The investment of the community of Conceição to advance in the educational field has been a priority and makes the community a reference for others in the National Commission of Quilombola Communities (CONAQ). The community has a number of schools serving the quilombolas; the principals come from the community itself, as well as most of the teachers. In 2003, 22 teachers entered higher education, and some are getting ready to start graduate studies.

In August 2003, a traditional community celebration included a cultural event set up by the Luiz Freire Cultural Center and the Gesto Cooperative from Porto, Portugal. The event mobilized artists 8 to exchange experiences in theater and fine arts, and brought the Majê Mole Afro Ballet from Olinda for dance workshops, as well as the first African History workshop 9. The workshops highlighted the importance of including the teaching of African history in the Brazilian schooling program, "because the current formulas are very harmful to Brazilian and afro-descendents' identity, as well as to the understanding of democracy and citizenship".

Culture and education, as Forquin 10 says, are inseparable and the result of the culture workshops caused an enormous impact within as well as outside of the community.

Overcoming the reproduction of euro-centrism is a fundamental condition to build respect of diversity within our society. To think and to practice education in the quilombola communities, there is a basic requirement: to know how to listen and to be sensitive to the educational needs of children, youth, elders, leaders, women and men rooted in the most diverse cultures, "because those who are wise recognize that different nations have different conceptions of things" 11. One of the challenges we face as a society is to be able see the world with multiple eyes - the ones that are similar and the different ones, and envision a new possibility of an existence where respect for others is the base of living in community

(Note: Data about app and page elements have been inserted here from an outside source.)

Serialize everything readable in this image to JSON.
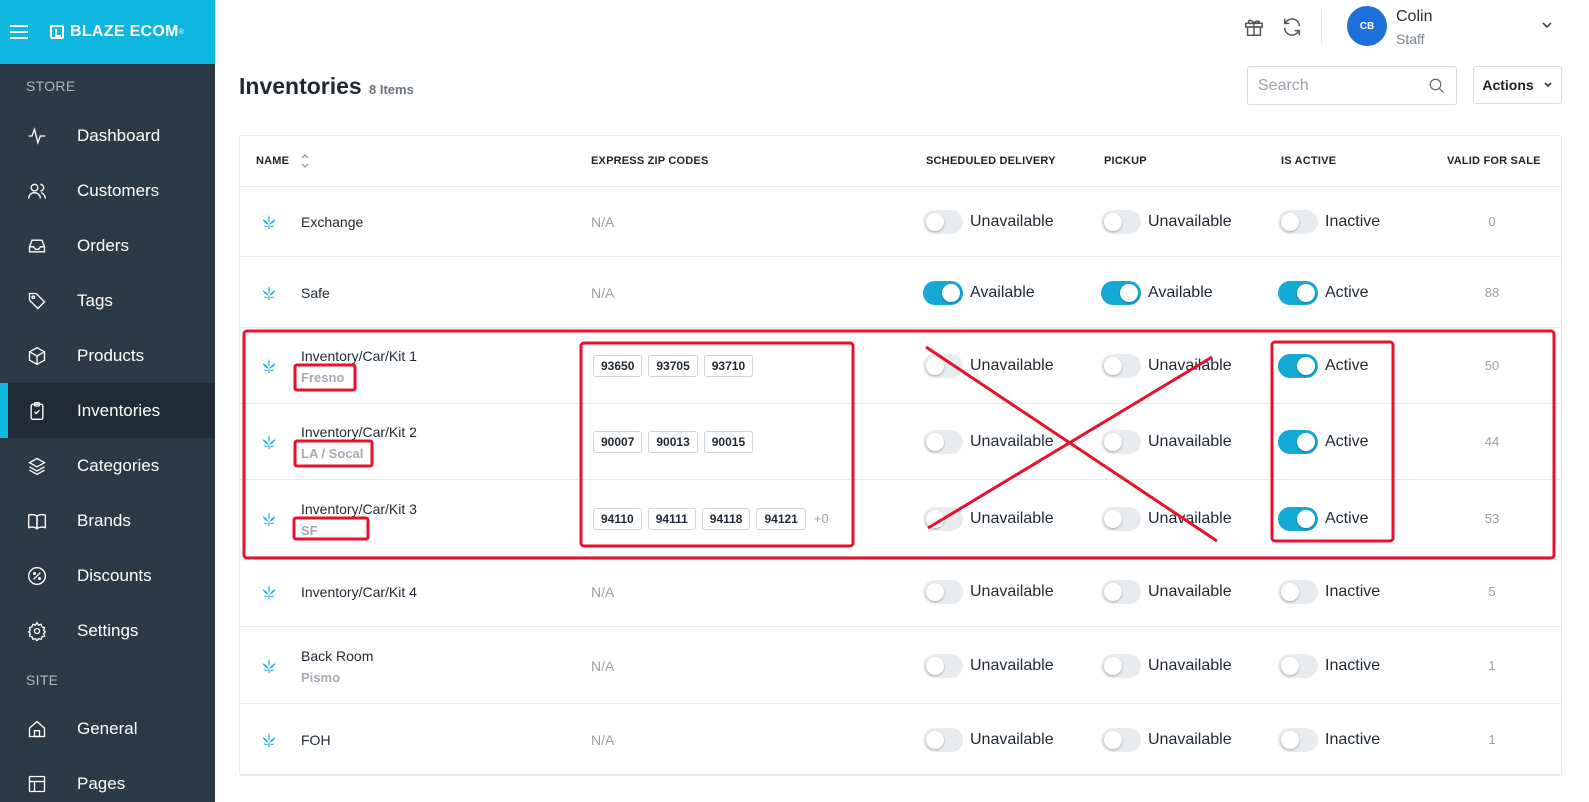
{
  "brand": {
    "name": "BLAZE ECOM",
    "mark": "®"
  },
  "sidebar": {
    "store_label": "STORE",
    "site_label": "SITE",
    "store_items": [
      {
        "label": "Dashboard",
        "icon": "activity-icon"
      },
      {
        "label": "Customers",
        "icon": "users-icon"
      },
      {
        "label": "Orders",
        "icon": "inbox-icon"
      },
      {
        "label": "Tags",
        "icon": "tag-icon"
      },
      {
        "label": "Products",
        "icon": "box-icon"
      },
      {
        "label": "Inventories",
        "icon": "clipboard-icon",
        "active": true
      },
      {
        "label": "Categories",
        "icon": "layers-icon"
      },
      {
        "label": "Brands",
        "icon": "book-icon"
      },
      {
        "label": "Discounts",
        "icon": "percent-icon"
      },
      {
        "label": "Settings",
        "icon": "gear-icon"
      }
    ],
    "site_items": [
      {
        "label": "General",
        "icon": "home-icon"
      },
      {
        "label": "Pages",
        "icon": "layout-icon"
      }
    ]
  },
  "header": {
    "user": {
      "initials": "CB",
      "name": "Colin",
      "role": "Staff"
    }
  },
  "page": {
    "title": "Inventories",
    "count": "8 Items",
    "search_placeholder": "Search",
    "actions_label": "Actions"
  },
  "table": {
    "columns": {
      "name": "NAME",
      "zip": "EXPRESS ZIP CODES",
      "delivery": "SCHEDULED DELIVERY",
      "pickup": "PICKUP",
      "active": "IS ACTIVE",
      "sale": "VALID FOR SALE"
    },
    "rows": [
      {
        "name": "Exchange",
        "sub": "",
        "zips": [],
        "zip_text": "N/A",
        "more": "",
        "delivery": "Unavailable",
        "delivery_on": false,
        "pickup": "Unavailable",
        "pickup_on": false,
        "active": "Inactive",
        "active_on": false,
        "sale": "0"
      },
      {
        "name": "Safe",
        "sub": "",
        "zips": [],
        "zip_text": "N/A",
        "more": "",
        "delivery": "Available",
        "delivery_on": true,
        "pickup": "Available",
        "pickup_on": true,
        "active": "Active",
        "active_on": true,
        "sale": "88"
      },
      {
        "name": "Inventory/Car/Kit 1",
        "sub": "Fresno",
        "zips": [
          "93650",
          "93705",
          "93710"
        ],
        "zip_text": "",
        "more": "",
        "delivery": "Unavailable",
        "delivery_on": false,
        "pickup": "Unavailable",
        "pickup_on": false,
        "active": "Active",
        "active_on": true,
        "sale": "50"
      },
      {
        "name": "Inventory/Car/Kit 2",
        "sub": "LA / Socal",
        "zips": [
          "90007",
          "90013",
          "90015"
        ],
        "zip_text": "",
        "more": "",
        "delivery": "Unavailable",
        "delivery_on": false,
        "pickup": "Unavailable",
        "pickup_on": false,
        "active": "Active",
        "active_on": true,
        "sale": "44"
      },
      {
        "name": "Inventory/Car/Kit 3",
        "sub": "SF",
        "zips": [
          "94110",
          "94111",
          "94118",
          "94121"
        ],
        "zip_text": "",
        "more": "+0",
        "delivery": "Unavailable",
        "delivery_on": false,
        "pickup": "Unavailable",
        "pickup_on": false,
        "active": "Active",
        "active_on": true,
        "sale": "53"
      },
      {
        "name": "Inventory/Car/Kit 4",
        "sub": "",
        "zips": [],
        "zip_text": "N/A",
        "more": "",
        "delivery": "Unavailable",
        "delivery_on": false,
        "pickup": "Unavailable",
        "pickup_on": false,
        "active": "Inactive",
        "active_on": false,
        "sale": "5"
      },
      {
        "name": "Back Room",
        "sub": "Pismo",
        "zips": [],
        "zip_text": "N/A",
        "more": "",
        "delivery": "Unavailable",
        "delivery_on": false,
        "pickup": "Unavailable",
        "pickup_on": false,
        "active": "Inactive",
        "active_on": false,
        "sale": "1"
      },
      {
        "name": "FOH",
        "sub": "",
        "zips": [],
        "zip_text": "N/A",
        "more": "",
        "delivery": "Unavailable",
        "delivery_on": false,
        "pickup": "Unavailable",
        "pickup_on": false,
        "active": "Inactive",
        "active_on": false,
        "sale": "1"
      }
    ]
  },
  "colors": {
    "brand": "#0fb6e0",
    "sidebar": "#2c3a47",
    "toggle_on": "#15a9d6",
    "annotation": "#e8112d"
  }
}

BRANDÃO. Carlos Rodrigues. O que é Educação. Ed. Brasiliense. São Paulo. 2001.

CCLF. Educação Trabalho e Pobreza. Centro de Cultura Luiz Freire. Nov. 1996. Olinda.

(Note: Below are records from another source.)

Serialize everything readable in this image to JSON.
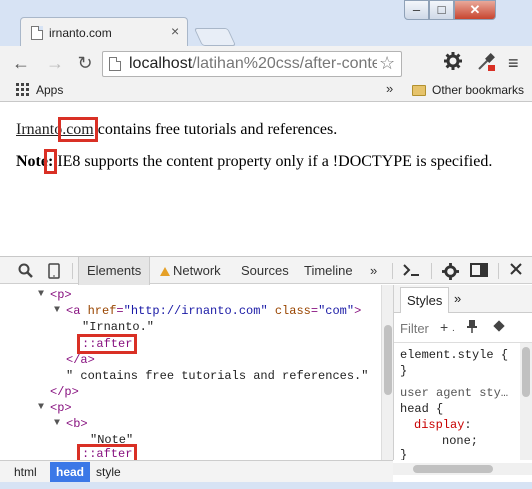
{
  "window": {
    "tab_title": "irnanto.com",
    "tab_close": "×",
    "minimize": "–",
    "maximize": "□",
    "close": "✕"
  },
  "toolbar": {
    "back": "←",
    "forward": "→",
    "reload": "↻",
    "url_host": "localhost",
    "url_path": "/latihan%20css/after-conte",
    "star": "☆",
    "menu": "≡"
  },
  "bookmarks": {
    "apps_label": "Apps",
    "more": "»",
    "other_label": "Other bookmarks"
  },
  "page": {
    "link_text": "Irnanto",
    "after_text": ".com",
    "line1_rest": " contains free tutorials and references.",
    "note_label": "Note",
    "note_after": ":",
    "line2_rest": " IE8 supports the content property only if a !DOCTYPE is specified."
  },
  "devtools": {
    "tabs": {
      "elements": "Elements",
      "network": "Network",
      "sources": "Sources",
      "timeline": "Timeline",
      "more": "»"
    },
    "dom": {
      "p_open": "<p>",
      "a_tag": "<a ",
      "href_attr": "href",
      "href_val": "\"http://irnanto.com\"",
      "class_attr": "class",
      "class_val": "\"com\"",
      "a_close_bracket": ">",
      "text_irnanto": "\"Irnanto.\"",
      "pseudo_after_1": "::after",
      "a_end": "</a>",
      "text_contains": "\" contains free tutorials and references.\"",
      "p_end": "</p>",
      "p_open_2": "<p>",
      "b_open": "<b>",
      "text_note": "\"Note\"",
      "pseudo_after_2": "::after"
    },
    "breadcrumbs": [
      "html",
      "head",
      "style"
    ],
    "styles": {
      "tab_label": "Styles",
      "more": "»",
      "filter_placeholder": "Filter",
      "rule1_selector": "element.style {",
      "rule1_close": "}",
      "rule2_source": "user agent sty…",
      "rule2_selector": "head {",
      "rule2_prop": "display",
      "rule2_value": "none;",
      "rule2_close": "}"
    }
  }
}
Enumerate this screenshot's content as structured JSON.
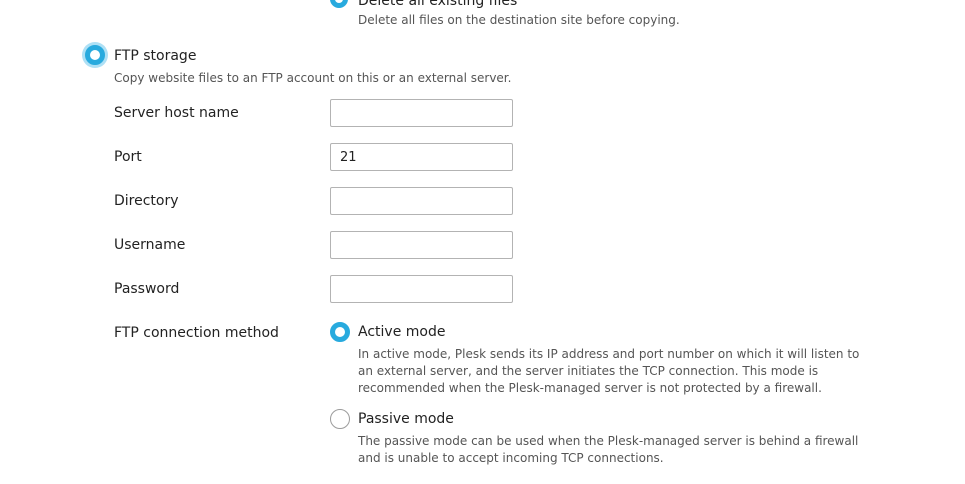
{
  "top_option": {
    "label": "Delete all existing files",
    "hint": "Delete all files on the destination site before copying."
  },
  "ftp_storage": {
    "label": "FTP storage",
    "hint": "Copy website files to an FTP account on this or an external server.",
    "selected": true
  },
  "fields": {
    "host": {
      "label": "Server host name",
      "value": ""
    },
    "port": {
      "label": "Port",
      "value": "21"
    },
    "directory": {
      "label": "Directory",
      "value": ""
    },
    "username": {
      "label": "Username",
      "value": ""
    },
    "password": {
      "label": "Password",
      "value": ""
    }
  },
  "connection_method": {
    "label": "FTP connection method",
    "active": {
      "label": "Active mode",
      "hint": "In active mode, Plesk sends its IP address and port number on which it will listen to an external server, and the server initiates the TCP connection. This mode is recommended when the Plesk-managed server is not protected by a firewall.",
      "selected": true
    },
    "passive": {
      "label": "Passive mode",
      "hint": "The passive mode can be used when the Plesk-managed server is behind a firewall and is unable to accept incoming TCP connections.",
      "selected": false
    }
  },
  "colors": {
    "accent": "#28aade",
    "focus_halo": "#aee0f5",
    "hint_text": "#555555",
    "input_border": "#b3b3b3"
  }
}
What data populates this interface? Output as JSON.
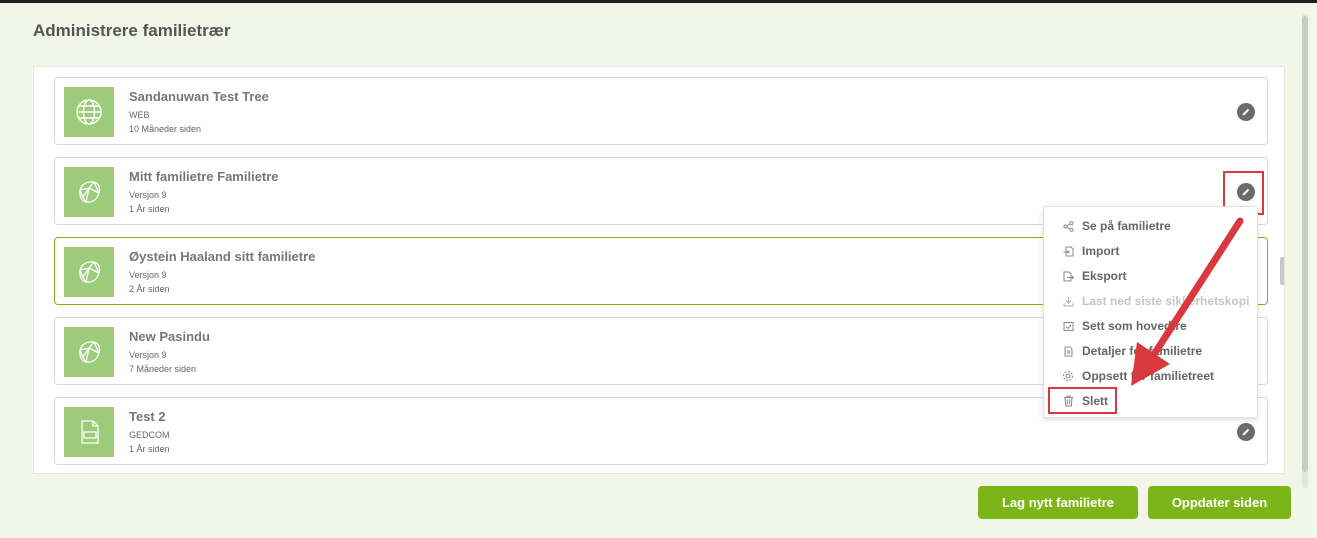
{
  "page": {
    "title": "Administrere familietrær"
  },
  "trees": [
    {
      "name": "Sandanuwan Test Tree",
      "source": "WEB",
      "updated": "10 Måneder siden",
      "icon": "globe-icon"
    },
    {
      "name": "Mitt familietre Familietre",
      "source": "Versjon 9",
      "updated": "1 År siden",
      "icon": "gem-icon"
    },
    {
      "name": "Øystein Haaland sitt familietre",
      "source": "Versjon 9",
      "updated": "2 År siden",
      "icon": "gem-icon"
    },
    {
      "name": "New Pasindu",
      "source": "Versjon 9",
      "updated": "7 Måneder siden",
      "icon": "gem-icon"
    },
    {
      "name": "Test 2",
      "source": "GEDCOM",
      "updated": "1 År siden",
      "icon": "gedcom-file-icon"
    }
  ],
  "menu": {
    "items": [
      {
        "label": "Se på familietre",
        "icon": "share-icon"
      },
      {
        "label": "Import",
        "icon": "import-icon"
      },
      {
        "label": "Eksport",
        "icon": "export-icon"
      },
      {
        "label": "Last ned siste sikkerhetskopi",
        "icon": "download-icon",
        "disabled": true
      },
      {
        "label": "Sett som hovedtre",
        "icon": "home-icon"
      },
      {
        "label": "Detaljer for familietre",
        "icon": "document-icon"
      },
      {
        "label": "Oppsett for familietreet",
        "icon": "gear-icon"
      },
      {
        "label": "Slett",
        "icon": "trash-icon"
      }
    ]
  },
  "buttons": {
    "new_tree": "Lag nytt familietre",
    "refresh": "Oppdater siden"
  },
  "colors": {
    "accent": "#7cb518",
    "thumb": "#9ccb7a",
    "annotation": "#d9393e"
  }
}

CUNHA. Henrique Jr. África-Brasil no Pensamento Escolar. Kàwé Pesquisa. Ano I-
nº 1 - jan/dez. 2002.

FORQUIN, Jean Claude. Escola e Cultura.Porto Alegre. Artes Médicas, 1993.

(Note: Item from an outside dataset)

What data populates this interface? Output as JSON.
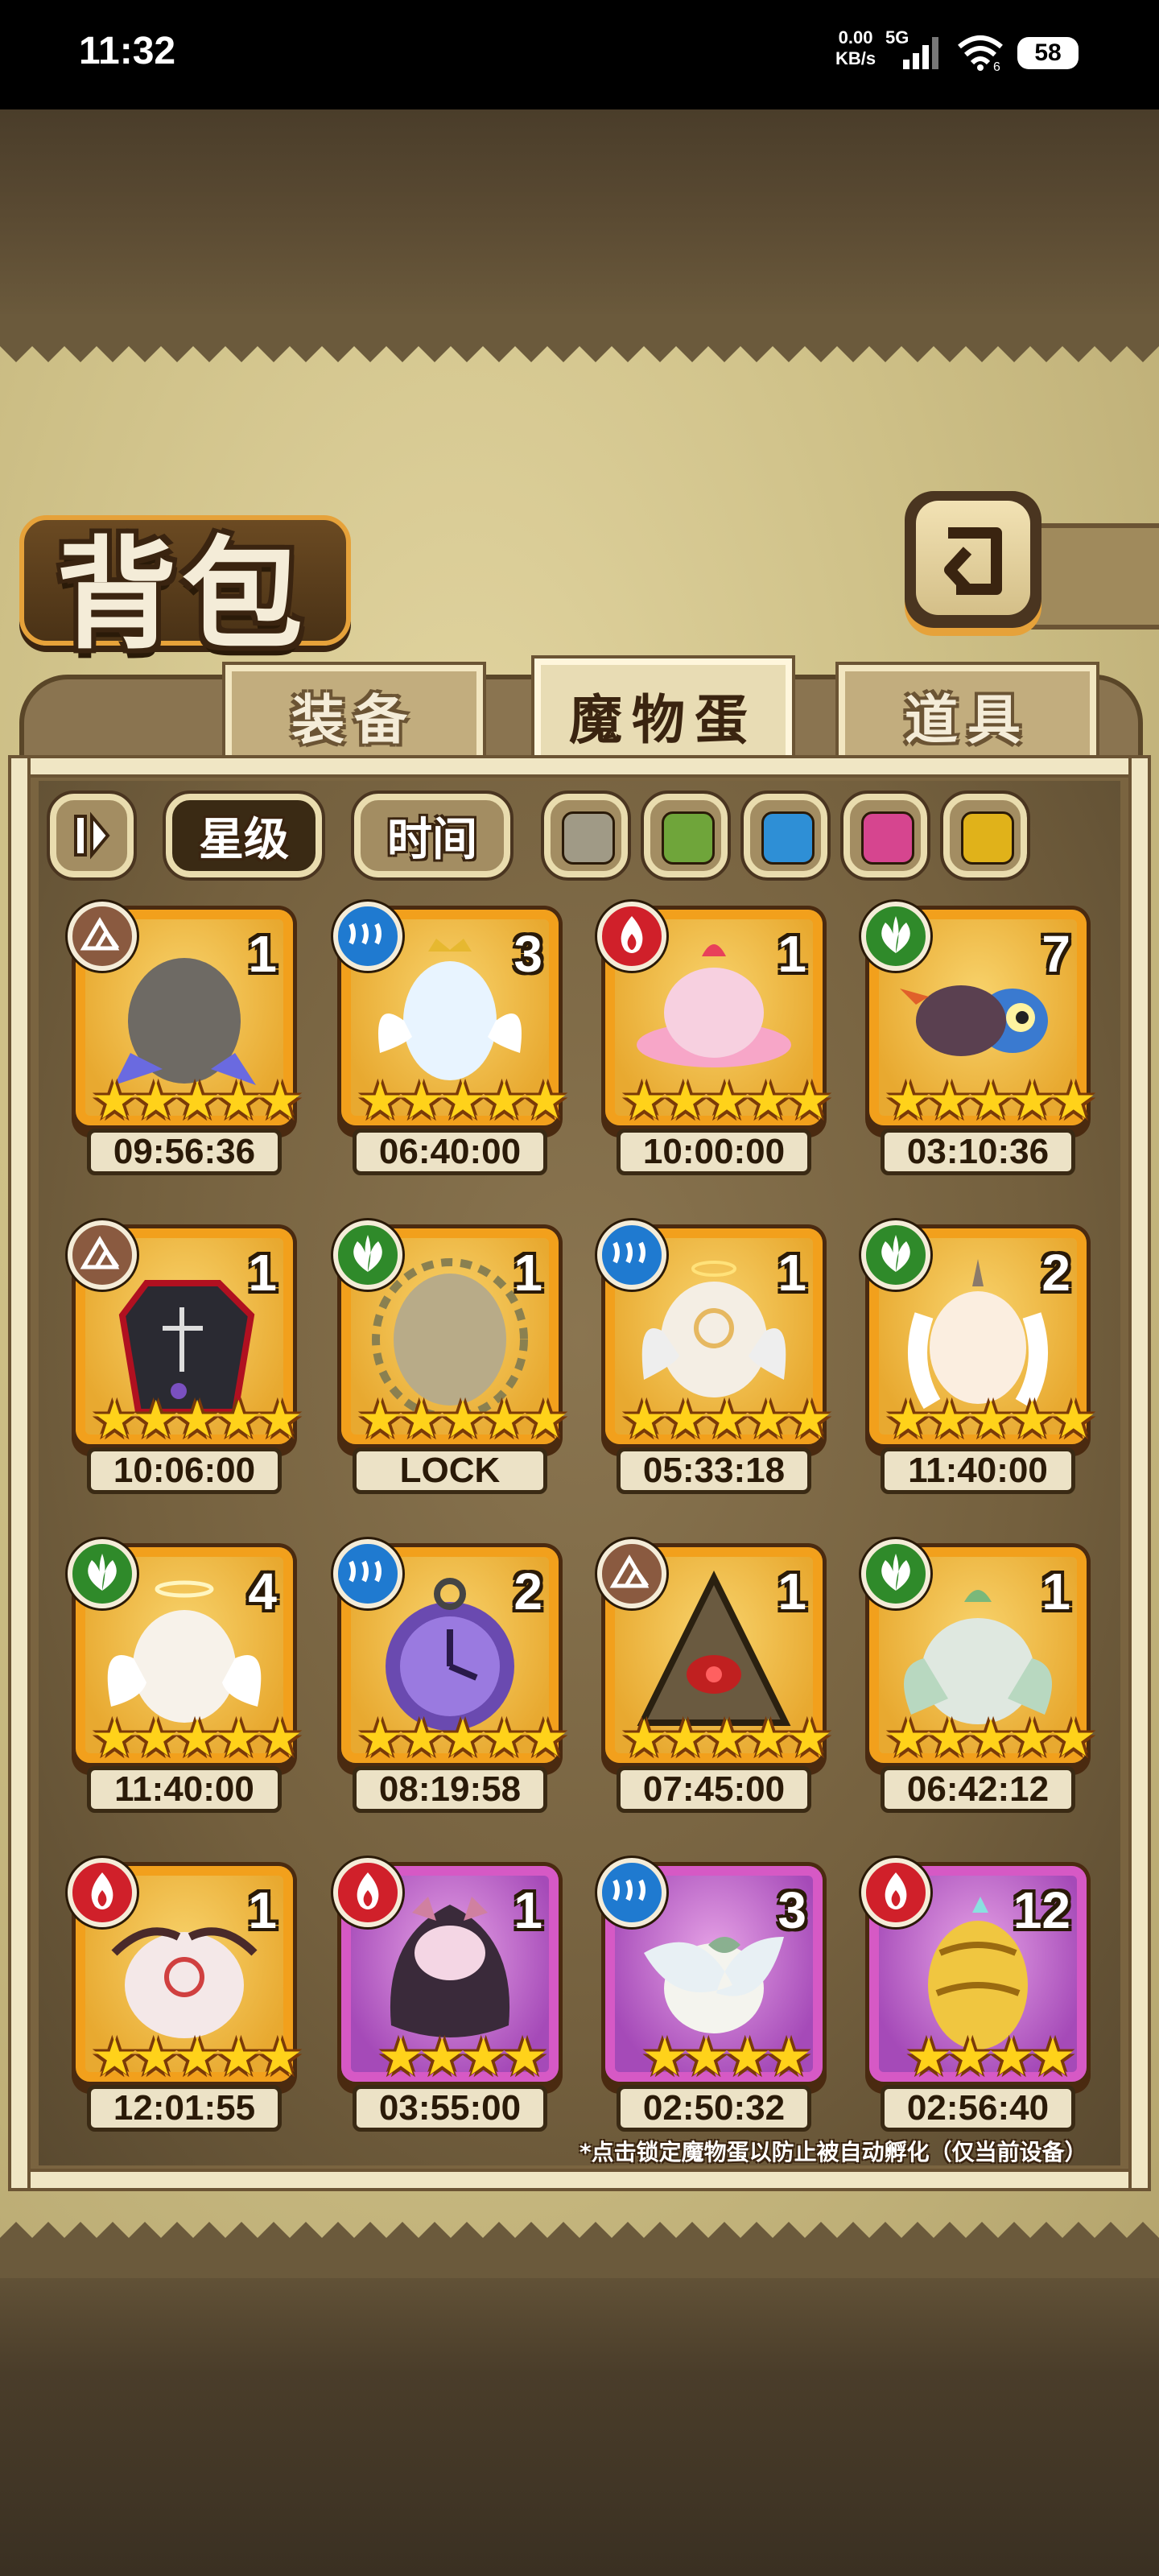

Jornal do Commércio. Caderno Cidades. 26.09.2003. Recife.

Lei de Diretrizes e Bases da Educação. Brasília. Dezembro de 1996.

MACHADO. Vanda. Ilê Axé. Vivências e Invenção Pedagógica: as crianças do Opô Afonjá. Salvador. 1999.

SILVA. Delma Josefa. Afrodescendência e Educação: a concepção identitária do Alunado. Dissertação Mestrado. Centro de Educação. UFPE. Recife, Maio-2000.

SILVA. Petronilha Beatriz Gonçalves e. Aprendizagem e Ensino das Africanidades Brasileiras. Rio Grande do Sul. 1995.

* Delma Josefa da Silva is a sociologist with a Masters degree in Education. She is a participant of the Local Development Program of the Luiz Freire Cultural Center.

1. Quilombolas are those who are part of a quilombo, or a community founded by runaway slaves. Under the 1989 Constitution, descendents of the original quilombolas have been granted the same status and protections reserved to indigenous populations.

2. Census IBGE 2000

3. Includes blacks and mixed race.

4. Jornal do Commércio. Caderno Cidades. Page. 4 . Recife, 10/4/2003

5. MEC. 2000

6. In Ilê Axé. Vanda Machado

7. The other four commissions are: Heritage, Health and Enviroment, Income Generation, and Communication

8. Mônica Farias and Iva Mariana (Fine Arts students from the University of Porto) and Rogério Manjate (Mozambiquean writer and actor, winner of the 11th Guimarães Rosa Contest, and of the Latin Union price pf French radio International of 2002).

9. Workshop led by Henrique Cunha Jr., UFCE professor.

10. Jean Claude Forquin. School and Culture

11. Carlos Rodrigues Brandão in What is Education.